New Block Exemptions for Research and Development Agreements and Specialisation Agreements. New Year's Day 2001 also saw the coming into force of new block exemption regulations for R&D agreements and specialisation agreements. Like the new regulation on vertical agreements, the new arrangements for these types of contract emphasise an economic approach to competition law and less the type of legal clauses that agreements include.
In broad terms the new R&D regulation provides that any agreement between two or more parties for the joint research and development of a product or process with or without joint the exploitation of its results can be exempted from the effect of Article 81(1) for the period of the R&D plus 7 additional years for the exploitation of the results. Where the parties to the agreement are competing undertakings the exemption will only last for the period of the research and development and will only be available where the parties have a combined market share of less than 25 percent.

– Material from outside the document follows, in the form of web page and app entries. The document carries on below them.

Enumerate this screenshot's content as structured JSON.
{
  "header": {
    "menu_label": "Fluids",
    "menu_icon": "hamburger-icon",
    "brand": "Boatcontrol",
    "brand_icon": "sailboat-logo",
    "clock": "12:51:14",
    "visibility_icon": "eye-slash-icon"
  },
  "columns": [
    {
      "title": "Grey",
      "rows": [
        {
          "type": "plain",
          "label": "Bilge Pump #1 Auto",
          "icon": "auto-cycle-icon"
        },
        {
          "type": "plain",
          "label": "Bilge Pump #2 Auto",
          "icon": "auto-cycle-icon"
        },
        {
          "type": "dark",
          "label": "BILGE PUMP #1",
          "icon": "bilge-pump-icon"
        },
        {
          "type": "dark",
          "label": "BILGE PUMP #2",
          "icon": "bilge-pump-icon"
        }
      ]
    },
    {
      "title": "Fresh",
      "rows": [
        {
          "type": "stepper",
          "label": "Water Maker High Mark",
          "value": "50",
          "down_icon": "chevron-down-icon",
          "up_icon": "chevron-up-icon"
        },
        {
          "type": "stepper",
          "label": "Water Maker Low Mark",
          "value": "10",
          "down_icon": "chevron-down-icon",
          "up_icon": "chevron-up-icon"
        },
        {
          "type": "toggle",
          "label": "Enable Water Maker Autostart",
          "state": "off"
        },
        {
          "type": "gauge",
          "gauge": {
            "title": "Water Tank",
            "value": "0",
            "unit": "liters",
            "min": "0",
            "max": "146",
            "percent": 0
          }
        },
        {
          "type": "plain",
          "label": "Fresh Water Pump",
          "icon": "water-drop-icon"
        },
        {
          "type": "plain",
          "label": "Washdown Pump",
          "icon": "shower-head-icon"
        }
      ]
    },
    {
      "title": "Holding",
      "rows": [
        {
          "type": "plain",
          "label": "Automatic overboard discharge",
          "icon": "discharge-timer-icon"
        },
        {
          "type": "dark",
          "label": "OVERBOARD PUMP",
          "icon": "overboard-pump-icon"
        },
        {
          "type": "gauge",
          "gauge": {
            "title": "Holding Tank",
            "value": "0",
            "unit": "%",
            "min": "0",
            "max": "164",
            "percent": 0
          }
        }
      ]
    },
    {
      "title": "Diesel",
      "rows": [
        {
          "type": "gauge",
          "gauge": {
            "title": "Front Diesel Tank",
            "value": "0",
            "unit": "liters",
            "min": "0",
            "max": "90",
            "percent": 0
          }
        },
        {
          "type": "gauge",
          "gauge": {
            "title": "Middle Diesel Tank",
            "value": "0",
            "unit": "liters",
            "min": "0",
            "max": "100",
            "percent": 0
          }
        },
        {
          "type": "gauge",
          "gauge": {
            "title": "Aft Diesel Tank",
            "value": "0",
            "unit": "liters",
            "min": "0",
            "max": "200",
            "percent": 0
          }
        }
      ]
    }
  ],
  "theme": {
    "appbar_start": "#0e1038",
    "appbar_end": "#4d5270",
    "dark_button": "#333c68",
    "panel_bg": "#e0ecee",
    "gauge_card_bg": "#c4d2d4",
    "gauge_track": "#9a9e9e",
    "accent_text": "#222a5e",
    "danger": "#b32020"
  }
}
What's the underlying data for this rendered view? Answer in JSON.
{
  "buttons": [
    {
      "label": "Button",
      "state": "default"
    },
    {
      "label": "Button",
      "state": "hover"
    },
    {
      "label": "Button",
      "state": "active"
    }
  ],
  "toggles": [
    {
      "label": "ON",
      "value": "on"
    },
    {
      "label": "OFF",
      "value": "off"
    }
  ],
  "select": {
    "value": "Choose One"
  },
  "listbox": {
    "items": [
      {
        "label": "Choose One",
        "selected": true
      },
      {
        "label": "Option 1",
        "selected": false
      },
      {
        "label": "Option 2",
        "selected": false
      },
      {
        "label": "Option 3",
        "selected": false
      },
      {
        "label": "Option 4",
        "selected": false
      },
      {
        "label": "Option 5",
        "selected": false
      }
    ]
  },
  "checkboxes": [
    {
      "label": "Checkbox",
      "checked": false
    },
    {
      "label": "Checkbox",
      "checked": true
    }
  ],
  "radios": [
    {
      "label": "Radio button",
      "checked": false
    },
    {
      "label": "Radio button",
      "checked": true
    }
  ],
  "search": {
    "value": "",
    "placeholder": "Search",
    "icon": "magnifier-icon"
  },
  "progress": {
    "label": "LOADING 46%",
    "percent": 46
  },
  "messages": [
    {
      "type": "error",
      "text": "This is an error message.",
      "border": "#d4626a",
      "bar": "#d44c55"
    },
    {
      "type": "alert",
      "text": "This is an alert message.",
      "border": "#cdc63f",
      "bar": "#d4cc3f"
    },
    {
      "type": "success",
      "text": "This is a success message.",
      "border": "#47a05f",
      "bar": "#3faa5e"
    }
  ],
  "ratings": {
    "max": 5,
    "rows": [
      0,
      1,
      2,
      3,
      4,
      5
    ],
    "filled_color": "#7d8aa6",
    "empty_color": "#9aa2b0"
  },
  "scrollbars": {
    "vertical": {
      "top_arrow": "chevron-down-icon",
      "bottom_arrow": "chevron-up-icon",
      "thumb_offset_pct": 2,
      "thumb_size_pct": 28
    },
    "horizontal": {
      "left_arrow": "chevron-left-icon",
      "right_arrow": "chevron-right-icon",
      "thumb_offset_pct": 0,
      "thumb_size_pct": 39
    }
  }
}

The new specialisation block exemption regulation follows closely the language of the R&D regulation. Specialisation is effectively where one party agrees to another to stop production either on a reciprocal on a unilateral basis or where both parties agree jointly to produce a product. The Commission considers that, provided there are certain safeguards, specialisation can benefit consumers in Europe by improving production processes. In broad terms again, specialisation agreements can take the benefit of the block exemption provided that the combined market share of parties is less than 20 percent.
Updating Existing Agreements. The changes in the law governing distribution, purchasing and supply , R&D and specialisation agreements in the European Union mean that it is well worth and in some cases essential to review existing agreements to check that they comply with new requirements.
If you would like more information, please contact the author in our London office.